INFORMATION SUPPLIED -
━━━━━━━━━━━━━━━━━━━━
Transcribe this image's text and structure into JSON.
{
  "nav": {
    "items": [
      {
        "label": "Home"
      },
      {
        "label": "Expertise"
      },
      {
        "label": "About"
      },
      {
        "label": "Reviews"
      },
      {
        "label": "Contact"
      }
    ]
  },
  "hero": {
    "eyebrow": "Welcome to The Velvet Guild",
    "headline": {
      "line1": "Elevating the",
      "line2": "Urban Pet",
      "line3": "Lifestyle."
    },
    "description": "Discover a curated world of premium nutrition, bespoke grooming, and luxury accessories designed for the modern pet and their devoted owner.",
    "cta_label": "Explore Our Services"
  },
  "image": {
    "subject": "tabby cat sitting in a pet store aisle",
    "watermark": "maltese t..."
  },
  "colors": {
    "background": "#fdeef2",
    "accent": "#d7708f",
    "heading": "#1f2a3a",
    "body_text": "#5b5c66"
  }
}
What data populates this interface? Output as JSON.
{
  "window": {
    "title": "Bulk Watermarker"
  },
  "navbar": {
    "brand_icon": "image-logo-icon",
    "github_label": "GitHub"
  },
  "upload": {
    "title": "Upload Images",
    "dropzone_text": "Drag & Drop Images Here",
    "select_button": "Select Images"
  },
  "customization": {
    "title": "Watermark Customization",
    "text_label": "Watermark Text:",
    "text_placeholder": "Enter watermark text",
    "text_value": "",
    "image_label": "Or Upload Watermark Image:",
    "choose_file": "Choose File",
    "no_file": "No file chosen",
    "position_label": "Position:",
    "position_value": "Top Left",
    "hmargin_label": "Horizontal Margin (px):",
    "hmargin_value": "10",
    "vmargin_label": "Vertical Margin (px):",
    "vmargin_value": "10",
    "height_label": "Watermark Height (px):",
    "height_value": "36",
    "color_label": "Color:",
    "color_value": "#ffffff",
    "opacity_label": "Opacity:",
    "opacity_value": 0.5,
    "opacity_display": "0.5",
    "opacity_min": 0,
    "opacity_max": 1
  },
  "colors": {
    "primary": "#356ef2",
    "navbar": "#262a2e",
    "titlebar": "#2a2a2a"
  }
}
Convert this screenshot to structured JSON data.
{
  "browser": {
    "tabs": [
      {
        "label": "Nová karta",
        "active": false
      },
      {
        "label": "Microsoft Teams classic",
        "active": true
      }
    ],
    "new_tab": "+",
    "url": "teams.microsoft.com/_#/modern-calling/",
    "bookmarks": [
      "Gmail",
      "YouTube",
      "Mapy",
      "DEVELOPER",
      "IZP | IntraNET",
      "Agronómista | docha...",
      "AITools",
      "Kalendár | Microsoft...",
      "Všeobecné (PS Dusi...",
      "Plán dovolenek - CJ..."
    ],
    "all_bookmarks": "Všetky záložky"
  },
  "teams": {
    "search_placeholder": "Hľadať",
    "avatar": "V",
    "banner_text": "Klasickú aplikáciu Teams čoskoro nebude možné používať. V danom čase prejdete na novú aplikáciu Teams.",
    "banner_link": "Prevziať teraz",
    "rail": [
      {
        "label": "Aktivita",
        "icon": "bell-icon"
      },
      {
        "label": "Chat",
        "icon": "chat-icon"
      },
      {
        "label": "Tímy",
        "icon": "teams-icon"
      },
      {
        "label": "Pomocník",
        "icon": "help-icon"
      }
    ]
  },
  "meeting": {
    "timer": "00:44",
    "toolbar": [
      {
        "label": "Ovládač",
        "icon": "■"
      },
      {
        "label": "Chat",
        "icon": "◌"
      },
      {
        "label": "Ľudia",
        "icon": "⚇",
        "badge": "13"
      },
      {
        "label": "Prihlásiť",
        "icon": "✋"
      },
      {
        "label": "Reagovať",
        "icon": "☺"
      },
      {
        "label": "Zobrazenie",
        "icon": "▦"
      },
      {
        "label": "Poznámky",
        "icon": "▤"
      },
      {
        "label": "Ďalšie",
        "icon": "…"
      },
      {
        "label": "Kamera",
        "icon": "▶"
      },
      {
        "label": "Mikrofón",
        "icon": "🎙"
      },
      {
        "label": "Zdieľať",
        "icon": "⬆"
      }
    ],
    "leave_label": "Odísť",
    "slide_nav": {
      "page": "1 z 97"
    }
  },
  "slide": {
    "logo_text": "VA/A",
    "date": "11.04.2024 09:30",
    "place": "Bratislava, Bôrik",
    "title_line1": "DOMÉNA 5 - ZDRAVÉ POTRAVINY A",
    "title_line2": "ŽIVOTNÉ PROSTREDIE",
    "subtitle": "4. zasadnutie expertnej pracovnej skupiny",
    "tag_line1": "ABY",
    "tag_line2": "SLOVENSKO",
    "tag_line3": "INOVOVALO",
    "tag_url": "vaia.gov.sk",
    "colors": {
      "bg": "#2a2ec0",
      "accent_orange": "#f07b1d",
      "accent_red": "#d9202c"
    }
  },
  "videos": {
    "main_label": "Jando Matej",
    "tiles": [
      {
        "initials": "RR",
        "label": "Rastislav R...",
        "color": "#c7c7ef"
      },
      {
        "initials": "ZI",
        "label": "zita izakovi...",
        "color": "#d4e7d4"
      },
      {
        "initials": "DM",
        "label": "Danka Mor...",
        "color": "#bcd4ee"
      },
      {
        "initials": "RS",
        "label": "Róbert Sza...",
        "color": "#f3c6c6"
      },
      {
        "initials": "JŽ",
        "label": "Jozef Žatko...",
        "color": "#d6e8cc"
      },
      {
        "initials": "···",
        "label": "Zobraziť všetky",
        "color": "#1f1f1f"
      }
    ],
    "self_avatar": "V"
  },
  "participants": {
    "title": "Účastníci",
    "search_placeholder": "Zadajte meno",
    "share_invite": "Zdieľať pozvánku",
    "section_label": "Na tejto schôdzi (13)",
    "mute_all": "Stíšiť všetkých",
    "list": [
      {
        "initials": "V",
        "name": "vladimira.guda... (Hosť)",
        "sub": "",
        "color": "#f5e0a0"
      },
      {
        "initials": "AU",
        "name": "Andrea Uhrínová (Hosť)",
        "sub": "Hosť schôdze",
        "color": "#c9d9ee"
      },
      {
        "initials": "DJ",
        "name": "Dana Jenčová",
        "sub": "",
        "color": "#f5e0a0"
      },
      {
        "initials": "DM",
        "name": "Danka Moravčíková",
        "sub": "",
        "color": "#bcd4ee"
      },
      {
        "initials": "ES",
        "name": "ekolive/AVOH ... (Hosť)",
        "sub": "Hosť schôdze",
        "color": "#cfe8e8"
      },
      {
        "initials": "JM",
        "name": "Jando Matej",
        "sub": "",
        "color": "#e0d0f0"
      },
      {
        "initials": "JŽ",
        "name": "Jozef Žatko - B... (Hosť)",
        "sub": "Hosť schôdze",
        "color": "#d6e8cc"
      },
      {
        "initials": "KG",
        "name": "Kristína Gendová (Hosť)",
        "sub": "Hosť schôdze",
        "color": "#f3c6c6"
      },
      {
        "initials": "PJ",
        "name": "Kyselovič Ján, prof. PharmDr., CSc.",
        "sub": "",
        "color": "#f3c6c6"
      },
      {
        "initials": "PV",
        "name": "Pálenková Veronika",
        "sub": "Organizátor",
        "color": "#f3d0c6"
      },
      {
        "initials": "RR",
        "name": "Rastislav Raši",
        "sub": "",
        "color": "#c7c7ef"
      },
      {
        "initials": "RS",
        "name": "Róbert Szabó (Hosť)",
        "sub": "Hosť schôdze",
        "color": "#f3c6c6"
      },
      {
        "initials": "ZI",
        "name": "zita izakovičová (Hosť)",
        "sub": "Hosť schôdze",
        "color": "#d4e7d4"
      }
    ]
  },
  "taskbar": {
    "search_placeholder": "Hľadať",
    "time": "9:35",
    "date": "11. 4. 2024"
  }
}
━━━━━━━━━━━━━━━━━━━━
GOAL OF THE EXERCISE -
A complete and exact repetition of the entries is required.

REPLY -
Transcribe this image's text and structure into JSON.
{
  "nav": {
    "items": [
      {
        "label": "Home"
      },
      {
        "label": "Expertise"
      },
      {
        "label": "About"
      },
      {
        "label": "Reviews"
      },
      {
        "label": "Contact"
      }
    ]
  },
  "hero": {
    "eyebrow": "Welcome to The Velvet Guild",
    "headline": {
      "line1": "Elevating the",
      "line2": "Urban Pet",
      "line3": "Lifestyle."
    },
    "description": "Discover a curated world of premium nutrition, bespoke grooming, and luxury accessories designed for the modern pet and their devoted owner.",
    "cta_label": "Explore Our Services"
  },
  "image": {
    "subject": "tabby cat sitting in a pet store aisle",
    "watermark": "maltese t..."
  },
  "colors": {
    "background": "#fdeef2",
    "accent": "#d7708f",
    "heading": "#1f2a3a",
    "body_text": "#5b5c66"
  }
}
What data populates this interface? Output as JSON.
{
  "window": {
    "title": "Bulk Watermarker"
  },
  "navbar": {
    "brand_icon": "image-logo-icon",
    "github_label": "GitHub"
  },
  "upload": {
    "title": "Upload Images",
    "dropzone_text": "Drag & Drop Images Here",
    "select_button": "Select Images"
  },
  "customization": {
    "title": "Watermark Customization",
    "text_label": "Watermark Text:",
    "text_placeholder": "Enter watermark text",
    "text_value": "",
    "image_label": "Or Upload Watermark Image:",
    "choose_file": "Choose File",
    "no_file": "No file chosen",
    "position_label": "Position:",
    "position_value": "Top Left",
    "hmargin_label": "Horizontal Margin (px):",
    "hmargin_value": "10",
    "vmargin_label": "Vertical Margin (px):",
    "vmargin_value": "10",
    "height_label": "Watermark Height (px):",
    "height_value": "36",
    "color_label": "Color:",
    "color_value": "#ffffff",
    "opacity_label": "Opacity:",
    "opacity_value": 0.5,
    "opacity_display": "0.5",
    "opacity_min": 0,
    "opacity_max": 1
  },
  "colors": {
    "primary": "#356ef2",
    "navbar": "#262a2e",
    "titlebar": "#2a2a2a"
  }
}
Convert this screenshot to structured JSON data.
{
  "browser": {
    "tabs": [
      {
        "label": "Nová karta",
        "active": false
      },
      {
        "label": "Microsoft Teams classic",
        "active": true
      }
    ],
    "new_tab": "+",
    "url": "teams.microsoft.com/_#/modern-calling/",
    "bookmarks": [
      "Gmail",
      "YouTube",
      "Mapy",
      "DEVELOPER",
      "IZP | IntraNET",
      "Agronómista | docha...",
      "AITools",
      "Kalendár | Microsoft...",
      "Všeobecné (PS Dusi...",
      "Plán dovolenek - CJ..."
    ],
    "all_bookmarks": "Všetky záložky"
  },
  "teams": {
    "search_placeholder": "Hľadať",
    "avatar": "V",
    "banner_text": "Klasickú aplikáciu Teams čoskoro nebude možné používať. V danom čase prejdete na novú aplikáciu Teams.",
    "banner_link": "Prevziať teraz",
    "rail": [
      {
        "label": "Aktivita",
        "icon": "bell-icon"
      },
      {
        "label": "Chat",
        "icon": "chat-icon"
      },
      {
        "label": "Tímy",
        "icon": "teams-icon"
      },
      {
        "label": "Pomocník",
        "icon": "help-icon"
      }
    ]
  },
  "meeting": {
    "timer": "00:44",
    "toolbar": [
      {
        "label": "Ovládač",
        "icon": "■"
      },
      {
        "label": "Chat",
        "icon": "◌"
      },
      {
        "label": "Ľudia",
        "icon": "⚇",
        "badge": "13"
      },
      {
        "label": "Prihlásiť",
        "icon": "✋"
      },
      {
        "label": "Reagovať",
        "icon": "☺"
      },
      {
        "label": "Zobrazenie",
        "icon": "▦"
      },
      {
        "label": "Poznámky",
        "icon": "▤"
      },
      {
        "label": "Ďalšie",
        "icon": "…"
      },
      {
        "label": "Kamera",
        "icon": "▶"
      },
      {
        "label": "Mikrofón",
        "icon": "🎙"
      },
      {
        "label": "Zdieľať",
        "icon": "⬆"
      }
    ],
    "leave_label": "Odísť",
    "slide_nav": {
      "page": "1 z 97"
    }
  },
  "slide": {
    "logo_text": "VA/A",
    "date": "11.04.2024 09:30",
    "place": "Bratislava, Bôrik",
    "title_line1": "DOMÉNA 5 - ZDRAVÉ POTRAVINY A",
    "title_line2": "ŽIVOTNÉ PROSTREDIE",
    "subtitle": "4. zasadnutie expertnej pracovnej skupiny",
    "tag_line1": "ABY",
    "tag_line2": "SLOVENSKO",
    "tag_line3": "INOVOVALO",
    "tag_url": "vaia.gov.sk",
    "colors": {
      "bg": "#2a2ec0",
      "accent_orange": "#f07b1d",
      "accent_red": "#d9202c"
    }
  },
  "videos": {
    "main_label": "Jando Matej",
    "tiles": [
      {
        "initials": "RR",
        "label": "Rastislav R...",
        "color": "#c7c7ef"
      },
      {
        "initials": "ZI",
        "label": "zita izakovi...",
        "color": "#d4e7d4"
      },
      {
        "initials": "DM",
        "label": "Danka Mor...",
        "color": "#bcd4ee"
      },
      {
        "initials": "RS",
        "label": "Róbert Sza...",
        "color": "#f3c6c6"
      },
      {
        "initials": "JŽ",
        "label": "Jozef Žatko...",
        "color": "#d6e8cc"
      },
      {
        "initials": "···",
        "label": "Zobraziť všetky",
        "color": "#1f1f1f"
      }
    ],
    "self_avatar": "V"
  },
  "participants": {
    "title": "Účastníci",
    "search_placeholder": "Zadajte meno",
    "share_invite": "Zdieľať pozvánku",
    "section_label": "Na tejto schôdzi (13)",
    "mute_all": "Stíšiť všetkých",
    "list": [
      {
        "initials": "V",
        "name": "vladimira.guda... (Hosť)",
        "sub": "",
        "color": "#f5e0a0"
      },
      {
        "initials": "AU",
        "name": "Andrea Uhrínová (Hosť)",
        "sub": "Hosť schôdze",
        "color": "#c9d9ee"
      },
      {
        "initials": "DJ",
        "name": "Dana Jenčová",
        "sub": "",
        "color": "#f5e0a0"
      },
      {
        "initials": "DM",
        "name": "Danka Moravčíková",
        "sub": "",
        "color": "#bcd4ee"
      },
      {
        "initials": "ES",
        "name": "ekolive/AVOH ... (Hosť)",
        "sub": "Hosť schôdze",
        "color": "#cfe8e8"
      },
      {
        "initials": "JM",
        "name": "Jando Matej",
        "sub": "",
        "color": "#e0d0f0"
      },
      {
        "initials": "JŽ",
        "name": "Jozef Žatko - B... (Hosť)",
        "sub": "Hosť schôdze",
        "color": "#d6e8cc"
      },
      {
        "initials": "KG",
        "name": "Kristína Gendová (Hosť)",
        "sub": "Hosť schôdze",
        "color": "#f3c6c6"
      },
      {
        "initials": "PJ",
        "name": "Kyselovič Ján, prof. PharmDr., CSc.",
        "sub": "",
        "color": "#f3c6c6"
      },
      {
        "initials": "PV",
        "name": "Pálenková Veronika",
        "sub": "Organizátor",
        "color": "#f3d0c6"
      },
      {
        "initials": "RR",
        "name": "Rastislav Raši",
        "sub": "",
        "color": "#c7c7ef"
      },
      {
        "initials": "RS",
        "name": "Róbert Szabó (Hosť)",
        "sub": "Hosť schôdze",
        "color": "#f3c6c6"
      },
      {
        "initials": "ZI",
        "name": "zita izakovičová (Hosť)",
        "sub": "Hosť schôdze",
        "color": "#d4e7d4"
      }
    ]
  },
  "taskbar": {
    "search_placeholder": "Hľadať",
    "time": "9:35",
    "date": "11. 4. 2024"
  }
}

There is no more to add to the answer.